Some aquatic microbial oxygenic photoautotrophs (AMOPs) make hydrogen (H2), a carbon-neutral, renewable product derived from water, in low yields during autofermentation (anaerobic metabolism) of intracellular carbohydrates previously stored during aerobic photosynthesis. We have constructed a mutant (the IdhA mutant) of the cyanobacterium Synechococcus sp. strain PCC 7002 lacking the enzyme for the NADH-dependent reduction of pyruvate to D-lactate, the major fermentative reductant sink in this AMOP. Both nuclear magnetic resonance (NMR) spectroscopy and liquid chromatography-mass spectrometry (LC-MS) metabolomic methods have shown that autofermentation by the IdhA mutant resulted in no D-lactate production and higher concentrations of excreted acetate, alanine, succinate, and hydrogen (up to 5-fold) compared to that by the wild type. The measured intracellular NAD(P)(H) concentrations demonstrated that the NAD (P)H/NAD (P)+ ratio increased appreciably during autofermentation in the IdhA strain; we propose this to be the principal source of the observed increase in H2 production via an NADH-dependent, bidirectional [NiFe] hydrogenase. Despite the elevated NAD(P)H/NAD(P)+ ratio, no decrease was found in the rate of anaerobic conversion of stored carbohydrates.

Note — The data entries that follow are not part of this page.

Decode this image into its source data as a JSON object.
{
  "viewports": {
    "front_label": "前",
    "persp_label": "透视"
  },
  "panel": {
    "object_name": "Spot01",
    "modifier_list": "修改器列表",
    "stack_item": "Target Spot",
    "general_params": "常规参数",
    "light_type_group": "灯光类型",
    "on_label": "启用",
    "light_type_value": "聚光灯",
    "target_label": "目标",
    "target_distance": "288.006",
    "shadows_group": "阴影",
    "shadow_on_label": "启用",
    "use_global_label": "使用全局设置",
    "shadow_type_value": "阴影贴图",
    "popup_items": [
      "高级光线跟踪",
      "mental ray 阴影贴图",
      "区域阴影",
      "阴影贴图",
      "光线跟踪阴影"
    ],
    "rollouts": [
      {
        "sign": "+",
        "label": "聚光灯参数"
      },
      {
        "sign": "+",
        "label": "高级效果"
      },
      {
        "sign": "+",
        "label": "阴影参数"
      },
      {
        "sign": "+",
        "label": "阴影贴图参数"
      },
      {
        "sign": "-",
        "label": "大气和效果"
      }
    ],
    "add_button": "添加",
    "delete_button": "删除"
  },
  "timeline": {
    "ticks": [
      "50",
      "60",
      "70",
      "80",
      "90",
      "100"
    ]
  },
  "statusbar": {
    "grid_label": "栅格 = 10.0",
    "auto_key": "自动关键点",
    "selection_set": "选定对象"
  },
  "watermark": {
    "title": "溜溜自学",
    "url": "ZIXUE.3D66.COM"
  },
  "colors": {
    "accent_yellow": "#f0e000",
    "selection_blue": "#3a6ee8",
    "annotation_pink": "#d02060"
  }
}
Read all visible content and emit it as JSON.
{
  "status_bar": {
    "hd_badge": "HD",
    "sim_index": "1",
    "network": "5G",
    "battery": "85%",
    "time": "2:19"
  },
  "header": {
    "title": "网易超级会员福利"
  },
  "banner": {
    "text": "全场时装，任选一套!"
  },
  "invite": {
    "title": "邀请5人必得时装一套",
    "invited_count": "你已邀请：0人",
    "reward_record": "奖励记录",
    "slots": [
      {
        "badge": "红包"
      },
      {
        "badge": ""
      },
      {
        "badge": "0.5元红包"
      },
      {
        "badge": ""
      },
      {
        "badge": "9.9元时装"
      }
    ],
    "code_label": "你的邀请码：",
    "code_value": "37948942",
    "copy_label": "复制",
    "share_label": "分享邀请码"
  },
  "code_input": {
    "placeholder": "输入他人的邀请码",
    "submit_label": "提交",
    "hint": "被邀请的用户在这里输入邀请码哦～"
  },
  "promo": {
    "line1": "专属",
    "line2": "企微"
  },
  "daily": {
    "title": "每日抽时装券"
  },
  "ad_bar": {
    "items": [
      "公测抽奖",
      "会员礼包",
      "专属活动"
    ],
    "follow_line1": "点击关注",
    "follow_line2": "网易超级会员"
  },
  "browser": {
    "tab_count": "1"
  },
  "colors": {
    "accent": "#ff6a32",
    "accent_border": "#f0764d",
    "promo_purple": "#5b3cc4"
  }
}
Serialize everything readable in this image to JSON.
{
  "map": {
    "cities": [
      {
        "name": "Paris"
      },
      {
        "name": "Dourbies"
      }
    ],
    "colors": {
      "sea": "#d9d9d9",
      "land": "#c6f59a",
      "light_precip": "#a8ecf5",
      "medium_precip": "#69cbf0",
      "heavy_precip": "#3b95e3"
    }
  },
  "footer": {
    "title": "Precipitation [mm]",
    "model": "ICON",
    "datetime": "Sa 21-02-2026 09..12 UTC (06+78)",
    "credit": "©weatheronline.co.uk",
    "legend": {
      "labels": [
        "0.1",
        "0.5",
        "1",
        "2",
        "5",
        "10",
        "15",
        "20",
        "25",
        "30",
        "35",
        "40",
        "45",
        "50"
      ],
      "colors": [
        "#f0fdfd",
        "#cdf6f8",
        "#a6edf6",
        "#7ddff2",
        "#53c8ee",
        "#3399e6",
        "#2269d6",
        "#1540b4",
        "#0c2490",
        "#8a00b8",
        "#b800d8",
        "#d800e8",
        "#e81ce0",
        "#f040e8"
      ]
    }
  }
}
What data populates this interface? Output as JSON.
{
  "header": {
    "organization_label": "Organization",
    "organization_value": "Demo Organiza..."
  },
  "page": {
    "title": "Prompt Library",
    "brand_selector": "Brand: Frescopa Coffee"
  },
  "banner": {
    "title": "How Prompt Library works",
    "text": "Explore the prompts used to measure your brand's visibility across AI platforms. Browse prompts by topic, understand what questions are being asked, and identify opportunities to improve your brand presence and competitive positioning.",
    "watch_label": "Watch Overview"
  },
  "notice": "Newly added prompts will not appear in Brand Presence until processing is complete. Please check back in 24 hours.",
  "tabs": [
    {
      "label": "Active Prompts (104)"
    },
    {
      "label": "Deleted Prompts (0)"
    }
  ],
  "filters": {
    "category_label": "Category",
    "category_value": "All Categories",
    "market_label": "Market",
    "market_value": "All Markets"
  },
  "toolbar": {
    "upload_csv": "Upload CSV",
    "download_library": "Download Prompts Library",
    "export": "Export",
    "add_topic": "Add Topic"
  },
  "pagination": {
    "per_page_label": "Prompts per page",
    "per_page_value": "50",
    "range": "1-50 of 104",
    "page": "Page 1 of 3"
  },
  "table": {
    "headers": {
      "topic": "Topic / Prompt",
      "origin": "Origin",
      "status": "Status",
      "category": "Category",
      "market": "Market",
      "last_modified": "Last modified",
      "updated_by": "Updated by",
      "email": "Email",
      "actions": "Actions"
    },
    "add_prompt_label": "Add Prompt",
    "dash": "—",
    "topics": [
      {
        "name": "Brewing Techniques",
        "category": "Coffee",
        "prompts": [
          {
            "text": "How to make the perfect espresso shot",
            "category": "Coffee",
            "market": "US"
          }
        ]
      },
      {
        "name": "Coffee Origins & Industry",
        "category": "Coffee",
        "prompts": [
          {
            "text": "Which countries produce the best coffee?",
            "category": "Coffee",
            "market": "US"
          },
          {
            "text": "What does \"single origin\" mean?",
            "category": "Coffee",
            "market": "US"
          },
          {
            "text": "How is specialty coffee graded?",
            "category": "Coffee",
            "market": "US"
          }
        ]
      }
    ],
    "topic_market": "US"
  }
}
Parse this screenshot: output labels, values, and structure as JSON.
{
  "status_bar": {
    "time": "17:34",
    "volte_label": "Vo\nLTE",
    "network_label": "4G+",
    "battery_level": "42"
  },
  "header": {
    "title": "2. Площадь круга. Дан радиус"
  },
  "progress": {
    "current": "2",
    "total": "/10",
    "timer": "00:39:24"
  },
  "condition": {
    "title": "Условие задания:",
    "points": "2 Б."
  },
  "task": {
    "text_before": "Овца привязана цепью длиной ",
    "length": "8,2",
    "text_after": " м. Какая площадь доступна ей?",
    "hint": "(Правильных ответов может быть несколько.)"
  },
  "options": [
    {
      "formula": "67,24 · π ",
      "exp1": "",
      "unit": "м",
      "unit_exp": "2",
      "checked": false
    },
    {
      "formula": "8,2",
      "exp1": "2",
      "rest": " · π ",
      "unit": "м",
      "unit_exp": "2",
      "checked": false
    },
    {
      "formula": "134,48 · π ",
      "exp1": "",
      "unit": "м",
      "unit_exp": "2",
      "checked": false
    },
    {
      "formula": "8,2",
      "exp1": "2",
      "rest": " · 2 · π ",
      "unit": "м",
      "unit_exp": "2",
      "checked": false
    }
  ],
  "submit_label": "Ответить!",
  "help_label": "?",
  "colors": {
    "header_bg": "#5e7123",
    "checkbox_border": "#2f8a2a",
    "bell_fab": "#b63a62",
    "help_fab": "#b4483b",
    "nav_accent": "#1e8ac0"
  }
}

The measured energy conversion efficiency (ECE) from biomass (as glucose equivalents) converted to hydrogen in the IdhA mutant is 12%. Together with the unimpaired photoautotrophic growth of the IdhA mutant, these attributes reveal that metabolic engineering is an effective strategy to enhance H2 production in AMOPs without compromising viability.
ASJC Scopus subject areas
- Applied Microbiology and Biotechnology
- Food Science